#### [Exercise details]
Whichever lines of the material contain "JSON", copy each of them.

(Source data Opens)

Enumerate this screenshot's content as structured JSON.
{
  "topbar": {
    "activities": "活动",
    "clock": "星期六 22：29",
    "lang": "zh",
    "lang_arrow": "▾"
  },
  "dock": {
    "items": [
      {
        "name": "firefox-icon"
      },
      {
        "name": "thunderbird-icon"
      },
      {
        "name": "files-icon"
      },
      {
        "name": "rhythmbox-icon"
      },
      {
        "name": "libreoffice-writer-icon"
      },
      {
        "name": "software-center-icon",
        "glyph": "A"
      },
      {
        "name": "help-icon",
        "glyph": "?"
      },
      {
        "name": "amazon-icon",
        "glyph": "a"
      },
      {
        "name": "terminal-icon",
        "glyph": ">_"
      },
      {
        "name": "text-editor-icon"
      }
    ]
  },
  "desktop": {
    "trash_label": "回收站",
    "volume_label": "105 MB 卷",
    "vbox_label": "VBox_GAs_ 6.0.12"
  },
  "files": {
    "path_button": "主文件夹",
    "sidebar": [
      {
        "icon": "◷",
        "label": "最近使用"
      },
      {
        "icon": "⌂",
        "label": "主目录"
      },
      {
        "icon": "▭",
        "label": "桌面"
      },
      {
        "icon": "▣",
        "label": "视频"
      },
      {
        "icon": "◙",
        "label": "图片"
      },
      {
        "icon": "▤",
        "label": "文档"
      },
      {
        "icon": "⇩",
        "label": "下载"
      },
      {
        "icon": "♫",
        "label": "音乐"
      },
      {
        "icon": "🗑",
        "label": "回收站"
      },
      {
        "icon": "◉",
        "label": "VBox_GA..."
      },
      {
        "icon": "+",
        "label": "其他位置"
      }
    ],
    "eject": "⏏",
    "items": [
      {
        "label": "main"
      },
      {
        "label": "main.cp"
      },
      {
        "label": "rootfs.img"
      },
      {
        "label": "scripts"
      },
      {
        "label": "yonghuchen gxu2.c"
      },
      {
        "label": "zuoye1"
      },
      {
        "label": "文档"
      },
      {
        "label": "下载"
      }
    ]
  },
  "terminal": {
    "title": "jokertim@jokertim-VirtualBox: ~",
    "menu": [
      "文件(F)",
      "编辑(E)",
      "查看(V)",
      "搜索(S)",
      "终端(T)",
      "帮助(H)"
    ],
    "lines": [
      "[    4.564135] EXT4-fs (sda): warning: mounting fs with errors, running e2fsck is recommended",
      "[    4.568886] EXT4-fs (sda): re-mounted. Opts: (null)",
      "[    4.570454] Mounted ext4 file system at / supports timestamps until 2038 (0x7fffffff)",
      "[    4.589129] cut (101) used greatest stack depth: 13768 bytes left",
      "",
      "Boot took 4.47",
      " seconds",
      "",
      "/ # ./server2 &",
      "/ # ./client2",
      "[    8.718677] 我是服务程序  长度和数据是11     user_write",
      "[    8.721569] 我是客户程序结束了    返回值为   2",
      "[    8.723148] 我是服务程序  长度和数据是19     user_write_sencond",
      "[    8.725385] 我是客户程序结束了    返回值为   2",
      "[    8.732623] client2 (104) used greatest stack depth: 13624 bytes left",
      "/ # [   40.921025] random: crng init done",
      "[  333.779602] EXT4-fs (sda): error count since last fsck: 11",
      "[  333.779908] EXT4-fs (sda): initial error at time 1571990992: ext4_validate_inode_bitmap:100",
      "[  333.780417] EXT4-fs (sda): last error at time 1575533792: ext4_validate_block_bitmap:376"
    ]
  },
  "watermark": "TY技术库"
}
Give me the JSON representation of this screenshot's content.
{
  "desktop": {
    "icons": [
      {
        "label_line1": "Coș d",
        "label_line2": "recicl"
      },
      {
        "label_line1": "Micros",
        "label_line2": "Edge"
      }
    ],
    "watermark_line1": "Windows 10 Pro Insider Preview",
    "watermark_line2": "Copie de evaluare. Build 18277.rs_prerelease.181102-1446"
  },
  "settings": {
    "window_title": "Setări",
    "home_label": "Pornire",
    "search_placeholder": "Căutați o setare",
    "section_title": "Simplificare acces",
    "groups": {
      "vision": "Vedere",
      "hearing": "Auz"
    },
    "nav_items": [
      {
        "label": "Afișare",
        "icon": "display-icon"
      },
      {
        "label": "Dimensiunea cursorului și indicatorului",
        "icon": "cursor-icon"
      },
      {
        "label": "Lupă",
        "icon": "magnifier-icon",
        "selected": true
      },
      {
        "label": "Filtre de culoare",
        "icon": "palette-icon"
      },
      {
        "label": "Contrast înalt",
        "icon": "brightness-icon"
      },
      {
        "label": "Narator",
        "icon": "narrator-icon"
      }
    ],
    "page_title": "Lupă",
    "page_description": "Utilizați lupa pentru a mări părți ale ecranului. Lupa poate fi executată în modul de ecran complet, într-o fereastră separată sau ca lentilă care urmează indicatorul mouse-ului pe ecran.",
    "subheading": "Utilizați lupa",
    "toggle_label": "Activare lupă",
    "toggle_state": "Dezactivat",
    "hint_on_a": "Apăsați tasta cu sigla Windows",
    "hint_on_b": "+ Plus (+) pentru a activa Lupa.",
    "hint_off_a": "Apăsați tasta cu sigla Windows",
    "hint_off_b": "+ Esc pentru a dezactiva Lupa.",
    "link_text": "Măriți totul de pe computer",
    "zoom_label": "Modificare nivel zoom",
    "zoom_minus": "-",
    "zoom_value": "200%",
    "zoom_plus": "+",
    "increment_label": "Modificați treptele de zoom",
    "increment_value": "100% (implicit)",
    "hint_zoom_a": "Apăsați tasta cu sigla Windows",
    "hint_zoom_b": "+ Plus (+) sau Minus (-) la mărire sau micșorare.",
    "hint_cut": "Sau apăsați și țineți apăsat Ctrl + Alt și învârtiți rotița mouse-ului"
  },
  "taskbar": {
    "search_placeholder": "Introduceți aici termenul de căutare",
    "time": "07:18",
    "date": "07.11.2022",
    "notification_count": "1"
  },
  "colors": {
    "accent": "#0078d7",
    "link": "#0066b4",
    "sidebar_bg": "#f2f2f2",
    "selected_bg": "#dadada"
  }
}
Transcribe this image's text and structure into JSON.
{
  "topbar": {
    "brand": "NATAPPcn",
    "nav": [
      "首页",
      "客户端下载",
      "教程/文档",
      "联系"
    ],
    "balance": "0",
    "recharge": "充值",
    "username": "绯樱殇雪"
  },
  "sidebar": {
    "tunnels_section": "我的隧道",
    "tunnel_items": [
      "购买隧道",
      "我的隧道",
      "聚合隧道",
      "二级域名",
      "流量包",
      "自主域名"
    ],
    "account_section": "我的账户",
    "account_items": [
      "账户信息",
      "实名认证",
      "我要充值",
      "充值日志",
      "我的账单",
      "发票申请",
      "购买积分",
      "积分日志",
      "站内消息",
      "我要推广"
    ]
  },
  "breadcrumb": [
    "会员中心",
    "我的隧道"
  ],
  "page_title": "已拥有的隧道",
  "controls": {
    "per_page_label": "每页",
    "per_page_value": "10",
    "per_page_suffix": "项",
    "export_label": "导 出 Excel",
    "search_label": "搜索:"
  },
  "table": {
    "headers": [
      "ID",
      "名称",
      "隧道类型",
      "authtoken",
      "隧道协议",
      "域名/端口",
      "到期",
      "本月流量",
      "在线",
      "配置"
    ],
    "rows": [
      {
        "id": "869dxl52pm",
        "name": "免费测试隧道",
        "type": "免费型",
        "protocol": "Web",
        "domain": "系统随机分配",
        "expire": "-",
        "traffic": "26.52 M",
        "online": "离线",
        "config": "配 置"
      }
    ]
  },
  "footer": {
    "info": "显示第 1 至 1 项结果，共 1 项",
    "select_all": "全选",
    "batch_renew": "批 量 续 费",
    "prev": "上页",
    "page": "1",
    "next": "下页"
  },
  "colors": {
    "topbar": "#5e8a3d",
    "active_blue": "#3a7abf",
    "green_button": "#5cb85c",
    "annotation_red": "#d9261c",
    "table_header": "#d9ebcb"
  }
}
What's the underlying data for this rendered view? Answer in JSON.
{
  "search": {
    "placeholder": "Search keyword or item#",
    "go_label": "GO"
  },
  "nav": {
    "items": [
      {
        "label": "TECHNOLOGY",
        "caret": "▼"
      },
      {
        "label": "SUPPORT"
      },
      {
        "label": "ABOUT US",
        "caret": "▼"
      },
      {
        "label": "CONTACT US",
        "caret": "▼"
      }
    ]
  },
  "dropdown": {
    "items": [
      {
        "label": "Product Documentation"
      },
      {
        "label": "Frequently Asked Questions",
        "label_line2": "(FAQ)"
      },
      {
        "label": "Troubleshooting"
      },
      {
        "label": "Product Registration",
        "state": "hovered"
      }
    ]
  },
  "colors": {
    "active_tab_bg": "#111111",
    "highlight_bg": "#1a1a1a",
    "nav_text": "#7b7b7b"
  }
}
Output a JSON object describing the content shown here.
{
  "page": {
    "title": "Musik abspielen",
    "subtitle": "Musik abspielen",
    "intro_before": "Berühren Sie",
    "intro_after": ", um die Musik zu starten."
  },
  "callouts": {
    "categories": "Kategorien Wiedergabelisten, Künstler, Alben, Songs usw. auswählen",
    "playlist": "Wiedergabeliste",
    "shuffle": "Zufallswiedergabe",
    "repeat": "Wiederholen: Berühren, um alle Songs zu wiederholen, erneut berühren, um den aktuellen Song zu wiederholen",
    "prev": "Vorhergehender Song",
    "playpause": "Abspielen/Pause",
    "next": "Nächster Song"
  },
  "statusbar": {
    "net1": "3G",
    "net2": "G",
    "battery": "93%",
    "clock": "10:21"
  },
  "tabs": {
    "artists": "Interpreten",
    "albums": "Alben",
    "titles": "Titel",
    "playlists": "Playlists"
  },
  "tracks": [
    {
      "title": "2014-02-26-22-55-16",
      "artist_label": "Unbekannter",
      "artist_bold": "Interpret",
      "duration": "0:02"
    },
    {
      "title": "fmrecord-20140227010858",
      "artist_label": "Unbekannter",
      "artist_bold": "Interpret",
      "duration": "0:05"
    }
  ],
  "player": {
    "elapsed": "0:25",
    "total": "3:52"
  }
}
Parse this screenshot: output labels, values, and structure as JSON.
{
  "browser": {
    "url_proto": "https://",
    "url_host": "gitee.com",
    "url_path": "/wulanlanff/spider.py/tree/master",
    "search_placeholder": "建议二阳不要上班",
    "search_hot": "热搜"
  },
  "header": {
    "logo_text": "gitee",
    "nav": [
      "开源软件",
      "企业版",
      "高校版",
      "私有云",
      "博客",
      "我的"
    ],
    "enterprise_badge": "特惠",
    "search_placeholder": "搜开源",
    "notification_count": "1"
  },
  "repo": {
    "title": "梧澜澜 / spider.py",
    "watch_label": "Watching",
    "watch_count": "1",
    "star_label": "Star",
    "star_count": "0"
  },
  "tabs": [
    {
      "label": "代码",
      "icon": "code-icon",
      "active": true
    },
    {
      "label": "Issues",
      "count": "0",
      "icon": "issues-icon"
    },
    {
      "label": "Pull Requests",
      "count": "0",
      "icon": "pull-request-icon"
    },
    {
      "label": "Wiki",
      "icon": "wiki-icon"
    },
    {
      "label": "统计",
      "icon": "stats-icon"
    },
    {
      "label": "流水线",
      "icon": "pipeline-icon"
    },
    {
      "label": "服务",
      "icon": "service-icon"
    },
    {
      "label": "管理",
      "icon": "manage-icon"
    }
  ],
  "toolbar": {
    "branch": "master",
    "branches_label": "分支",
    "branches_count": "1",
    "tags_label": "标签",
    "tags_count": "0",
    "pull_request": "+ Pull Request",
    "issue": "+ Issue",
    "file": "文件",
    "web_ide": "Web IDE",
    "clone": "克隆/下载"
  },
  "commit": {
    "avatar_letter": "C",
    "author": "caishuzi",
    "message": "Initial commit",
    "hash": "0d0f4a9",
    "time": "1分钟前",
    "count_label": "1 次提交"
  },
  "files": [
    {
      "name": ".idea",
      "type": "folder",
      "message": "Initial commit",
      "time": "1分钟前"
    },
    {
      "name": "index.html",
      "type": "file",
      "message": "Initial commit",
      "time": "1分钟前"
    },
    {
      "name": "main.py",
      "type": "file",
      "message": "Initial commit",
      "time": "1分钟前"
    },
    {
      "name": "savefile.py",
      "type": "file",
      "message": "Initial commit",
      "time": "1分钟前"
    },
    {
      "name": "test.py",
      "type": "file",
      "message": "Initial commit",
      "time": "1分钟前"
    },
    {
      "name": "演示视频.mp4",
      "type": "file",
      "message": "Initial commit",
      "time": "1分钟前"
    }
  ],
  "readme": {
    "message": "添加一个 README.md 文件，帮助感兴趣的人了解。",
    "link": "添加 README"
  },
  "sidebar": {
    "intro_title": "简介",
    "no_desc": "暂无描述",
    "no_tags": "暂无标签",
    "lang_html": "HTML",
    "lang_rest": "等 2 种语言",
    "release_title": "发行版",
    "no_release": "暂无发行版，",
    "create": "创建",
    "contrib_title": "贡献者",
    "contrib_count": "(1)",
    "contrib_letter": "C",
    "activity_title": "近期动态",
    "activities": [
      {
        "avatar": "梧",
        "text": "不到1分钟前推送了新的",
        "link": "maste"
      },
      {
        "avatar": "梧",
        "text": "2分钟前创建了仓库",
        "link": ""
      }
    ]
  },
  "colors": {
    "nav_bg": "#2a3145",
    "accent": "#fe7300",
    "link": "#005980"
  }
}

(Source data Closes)

#### [Reply to the task]
Enumerate this screenshot's content as structured JSON.
Give me the JSON representation of this screenshot's content.
Transcribe this image's text and structure into JSON.
What's the underlying data for this rendered view? Answer in JSON.
Output a JSON object describing the content shown here.
Parse this screenshot: output labels, values, and structure as JSON.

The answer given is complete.